Long-term conditions including frailty, cognitive disorder and multimorbidity

LTP Priority: Falls

Population Intervention Triangle: Segments (link to Section 1 PHE PBA): Service

Type of Interventions: Long-term conditions including frailty, cognitive disorder and multimorbidity

Major driver of health inequalities in your area of work

Falls, frailty and multimorbidity are strongly associated with deprivation. Despite the availability of cost-effective interventions national audits demonstrate variation in the quality and availability of falls prevention programmes. This means that there is unwarranted variation in the access to and quality of falls prevention programmes across England which should be addressed to reduce regional inequalities.

Target groups

Deprivation and Protected Characteristics: Older People


Falls prevention in accordance with NICE CG 161.

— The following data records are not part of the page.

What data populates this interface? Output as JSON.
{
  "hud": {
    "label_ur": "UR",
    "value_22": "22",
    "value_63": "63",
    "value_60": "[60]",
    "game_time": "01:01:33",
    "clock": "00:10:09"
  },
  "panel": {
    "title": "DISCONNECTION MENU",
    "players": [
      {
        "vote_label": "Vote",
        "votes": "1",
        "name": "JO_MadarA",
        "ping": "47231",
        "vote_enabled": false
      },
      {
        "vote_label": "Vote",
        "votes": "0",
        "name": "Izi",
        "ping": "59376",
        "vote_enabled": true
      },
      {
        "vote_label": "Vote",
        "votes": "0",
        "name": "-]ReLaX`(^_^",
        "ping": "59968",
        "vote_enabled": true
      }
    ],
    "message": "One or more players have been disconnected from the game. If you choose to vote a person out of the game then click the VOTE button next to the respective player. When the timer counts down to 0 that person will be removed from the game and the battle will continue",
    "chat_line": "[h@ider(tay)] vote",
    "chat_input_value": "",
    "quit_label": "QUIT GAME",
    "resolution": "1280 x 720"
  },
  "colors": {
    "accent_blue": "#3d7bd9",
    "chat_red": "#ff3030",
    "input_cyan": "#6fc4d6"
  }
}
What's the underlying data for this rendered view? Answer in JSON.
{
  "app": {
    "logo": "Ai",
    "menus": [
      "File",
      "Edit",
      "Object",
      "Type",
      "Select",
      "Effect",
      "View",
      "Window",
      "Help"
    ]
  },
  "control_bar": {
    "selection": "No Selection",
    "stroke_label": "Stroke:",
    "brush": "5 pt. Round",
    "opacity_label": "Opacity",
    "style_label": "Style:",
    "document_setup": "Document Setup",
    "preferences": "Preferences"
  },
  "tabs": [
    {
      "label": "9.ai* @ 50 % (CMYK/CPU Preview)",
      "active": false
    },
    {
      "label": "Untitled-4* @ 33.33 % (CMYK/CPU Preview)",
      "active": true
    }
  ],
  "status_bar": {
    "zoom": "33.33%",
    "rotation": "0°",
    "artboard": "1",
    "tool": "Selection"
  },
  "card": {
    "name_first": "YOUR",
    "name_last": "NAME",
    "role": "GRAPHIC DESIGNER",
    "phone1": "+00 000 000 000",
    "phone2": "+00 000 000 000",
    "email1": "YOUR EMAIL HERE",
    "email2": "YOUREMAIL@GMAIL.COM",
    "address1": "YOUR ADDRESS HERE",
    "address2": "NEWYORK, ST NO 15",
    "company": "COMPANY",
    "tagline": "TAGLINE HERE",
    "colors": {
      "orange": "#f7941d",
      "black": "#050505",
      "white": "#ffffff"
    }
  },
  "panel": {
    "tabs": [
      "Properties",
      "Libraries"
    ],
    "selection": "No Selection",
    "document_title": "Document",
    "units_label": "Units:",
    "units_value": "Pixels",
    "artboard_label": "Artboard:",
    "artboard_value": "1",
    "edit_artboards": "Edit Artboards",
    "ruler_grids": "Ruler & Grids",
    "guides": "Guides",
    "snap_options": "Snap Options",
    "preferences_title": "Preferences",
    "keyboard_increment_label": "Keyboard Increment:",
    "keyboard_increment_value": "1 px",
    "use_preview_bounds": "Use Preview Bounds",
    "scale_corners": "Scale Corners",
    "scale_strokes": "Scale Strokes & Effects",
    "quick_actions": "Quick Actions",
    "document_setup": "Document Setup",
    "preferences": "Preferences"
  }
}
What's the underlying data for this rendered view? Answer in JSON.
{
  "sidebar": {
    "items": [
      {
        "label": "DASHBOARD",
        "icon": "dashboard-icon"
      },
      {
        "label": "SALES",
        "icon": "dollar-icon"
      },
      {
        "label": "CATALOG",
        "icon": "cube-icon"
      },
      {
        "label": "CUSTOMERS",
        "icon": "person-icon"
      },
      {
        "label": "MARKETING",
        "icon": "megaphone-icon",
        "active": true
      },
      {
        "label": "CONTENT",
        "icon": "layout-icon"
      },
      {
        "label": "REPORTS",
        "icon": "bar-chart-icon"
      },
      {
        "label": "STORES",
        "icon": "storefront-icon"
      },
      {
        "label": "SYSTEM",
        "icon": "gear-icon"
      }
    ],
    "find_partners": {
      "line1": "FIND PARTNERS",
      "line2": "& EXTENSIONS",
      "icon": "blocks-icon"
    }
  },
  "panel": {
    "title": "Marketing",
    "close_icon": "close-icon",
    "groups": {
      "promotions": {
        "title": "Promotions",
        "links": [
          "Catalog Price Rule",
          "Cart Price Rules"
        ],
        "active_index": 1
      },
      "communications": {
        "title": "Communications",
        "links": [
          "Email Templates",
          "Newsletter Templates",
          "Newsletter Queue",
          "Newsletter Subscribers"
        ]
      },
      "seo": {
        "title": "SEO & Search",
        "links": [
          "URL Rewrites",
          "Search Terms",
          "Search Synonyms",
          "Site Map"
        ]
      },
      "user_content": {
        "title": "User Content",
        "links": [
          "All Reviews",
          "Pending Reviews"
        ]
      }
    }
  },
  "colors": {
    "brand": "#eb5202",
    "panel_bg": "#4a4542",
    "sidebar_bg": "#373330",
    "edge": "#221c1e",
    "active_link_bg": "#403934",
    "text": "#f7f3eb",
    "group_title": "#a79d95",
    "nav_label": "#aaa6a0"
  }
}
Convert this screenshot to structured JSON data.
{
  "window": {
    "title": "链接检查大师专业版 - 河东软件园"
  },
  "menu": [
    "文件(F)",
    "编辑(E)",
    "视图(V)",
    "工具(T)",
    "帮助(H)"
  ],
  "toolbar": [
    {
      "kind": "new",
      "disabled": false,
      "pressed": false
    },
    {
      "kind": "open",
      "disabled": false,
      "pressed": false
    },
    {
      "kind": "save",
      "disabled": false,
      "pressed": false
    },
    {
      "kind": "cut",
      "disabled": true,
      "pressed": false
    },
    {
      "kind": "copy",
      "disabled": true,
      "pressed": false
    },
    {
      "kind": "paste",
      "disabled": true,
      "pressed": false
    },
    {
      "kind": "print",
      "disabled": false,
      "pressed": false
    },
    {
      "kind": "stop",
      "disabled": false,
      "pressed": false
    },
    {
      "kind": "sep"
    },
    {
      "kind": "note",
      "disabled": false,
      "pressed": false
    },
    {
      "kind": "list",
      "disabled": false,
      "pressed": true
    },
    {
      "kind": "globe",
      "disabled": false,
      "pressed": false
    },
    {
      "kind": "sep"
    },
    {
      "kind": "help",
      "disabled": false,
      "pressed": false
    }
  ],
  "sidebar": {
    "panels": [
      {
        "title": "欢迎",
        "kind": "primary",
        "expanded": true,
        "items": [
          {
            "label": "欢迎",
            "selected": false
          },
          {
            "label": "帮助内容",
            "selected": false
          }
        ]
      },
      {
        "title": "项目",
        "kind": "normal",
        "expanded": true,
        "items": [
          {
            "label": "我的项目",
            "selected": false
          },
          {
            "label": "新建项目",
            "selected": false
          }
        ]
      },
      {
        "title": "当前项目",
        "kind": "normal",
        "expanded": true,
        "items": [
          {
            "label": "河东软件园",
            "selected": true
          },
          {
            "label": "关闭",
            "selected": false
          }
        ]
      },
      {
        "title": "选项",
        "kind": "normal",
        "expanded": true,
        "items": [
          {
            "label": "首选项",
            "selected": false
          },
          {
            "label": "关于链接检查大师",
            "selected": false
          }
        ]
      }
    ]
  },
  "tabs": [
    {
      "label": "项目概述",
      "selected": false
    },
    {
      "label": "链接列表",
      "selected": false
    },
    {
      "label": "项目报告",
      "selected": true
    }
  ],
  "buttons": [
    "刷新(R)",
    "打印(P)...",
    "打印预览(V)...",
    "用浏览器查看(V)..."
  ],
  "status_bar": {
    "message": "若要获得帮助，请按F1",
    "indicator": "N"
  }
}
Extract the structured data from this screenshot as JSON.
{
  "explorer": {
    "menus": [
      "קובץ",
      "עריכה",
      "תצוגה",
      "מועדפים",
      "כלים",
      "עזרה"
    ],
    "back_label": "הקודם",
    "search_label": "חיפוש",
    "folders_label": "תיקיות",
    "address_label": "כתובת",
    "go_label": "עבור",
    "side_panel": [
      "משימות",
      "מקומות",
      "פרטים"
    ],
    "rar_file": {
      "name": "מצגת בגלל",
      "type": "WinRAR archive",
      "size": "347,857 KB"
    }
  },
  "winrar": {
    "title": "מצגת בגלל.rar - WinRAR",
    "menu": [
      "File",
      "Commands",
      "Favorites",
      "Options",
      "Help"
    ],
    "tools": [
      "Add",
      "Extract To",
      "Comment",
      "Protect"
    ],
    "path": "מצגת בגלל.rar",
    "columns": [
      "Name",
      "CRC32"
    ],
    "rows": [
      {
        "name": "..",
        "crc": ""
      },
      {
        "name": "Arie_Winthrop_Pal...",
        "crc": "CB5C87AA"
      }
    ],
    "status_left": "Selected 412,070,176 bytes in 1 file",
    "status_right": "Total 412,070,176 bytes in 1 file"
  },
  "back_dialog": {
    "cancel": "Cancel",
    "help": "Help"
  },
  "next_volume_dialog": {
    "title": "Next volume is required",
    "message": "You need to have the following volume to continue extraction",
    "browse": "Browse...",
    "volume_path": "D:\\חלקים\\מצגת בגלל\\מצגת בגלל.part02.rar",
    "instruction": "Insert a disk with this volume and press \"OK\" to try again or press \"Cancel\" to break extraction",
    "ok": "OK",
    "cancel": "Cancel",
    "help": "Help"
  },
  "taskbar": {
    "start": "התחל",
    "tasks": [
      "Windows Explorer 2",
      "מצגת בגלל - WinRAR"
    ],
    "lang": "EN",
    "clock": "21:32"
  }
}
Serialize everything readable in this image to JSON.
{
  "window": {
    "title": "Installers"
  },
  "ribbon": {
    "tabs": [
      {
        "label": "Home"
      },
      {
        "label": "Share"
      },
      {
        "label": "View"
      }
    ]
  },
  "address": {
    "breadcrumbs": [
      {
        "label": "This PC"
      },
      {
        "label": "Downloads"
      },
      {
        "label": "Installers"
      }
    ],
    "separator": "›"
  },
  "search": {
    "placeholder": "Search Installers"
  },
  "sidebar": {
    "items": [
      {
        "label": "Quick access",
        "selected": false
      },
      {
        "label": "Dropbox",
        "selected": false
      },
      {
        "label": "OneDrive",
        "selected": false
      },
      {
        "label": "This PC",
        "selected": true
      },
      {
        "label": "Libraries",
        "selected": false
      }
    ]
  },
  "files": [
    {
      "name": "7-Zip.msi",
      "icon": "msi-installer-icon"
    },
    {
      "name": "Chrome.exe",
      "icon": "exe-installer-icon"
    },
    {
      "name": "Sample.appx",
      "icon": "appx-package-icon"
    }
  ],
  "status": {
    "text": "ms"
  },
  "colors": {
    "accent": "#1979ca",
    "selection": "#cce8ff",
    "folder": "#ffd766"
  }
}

A falls and fracture prevention programme aims to ensure recognition that falls in older people are recognised not as isolated incidents but are an important public health issue associated with morbidity and mortality. Approximately 30% of people older than 65 years and 50% of people older than 80 years fall at least once a year. An audit by the Royal College of Physicians estimated that falls and fractures in people aged over 65 accounts for approximately 4 million hospital bed days in England each year. The ultimate goal of falls and fracture prevention is to support older people to remain mobile, have their needs met and continue to learn, develop, maintain relationships and contribute to society, and effective interventions exist to support this. A Cochrane systematic review of the impact of falls risk assessment and intervention found that the risk of falls was reduced by 24%. Effective commissioning for falls and fracture prevention will reduce demand and improve outcomes. Key components of falls prevention: 1. Addressing risk factors, in particular physical activity (aerobic, strength and balance) and nutrition; 2. Case finding – assessment of fracture risk; 3. Risk assessment; 4. Strength and balance exercises; 5. Assessment of home environment, 6. Fracture liaison services and collaborative approaches to managing severe injury. Workforce training and competency in risk assessment is key.

Despite the availability of a range of cost-effective falls prevention interventions, national audits demonstrate patchy coverage and variable quality of these interventions. Commissioners should be aware of this variation and seek to address this through evidence-based falls prevention programmes to reduce inequalities in service provision. There may be opportunities for joint commissioning across NHS and public health, and between community and acute services.


Guidance for Commissioners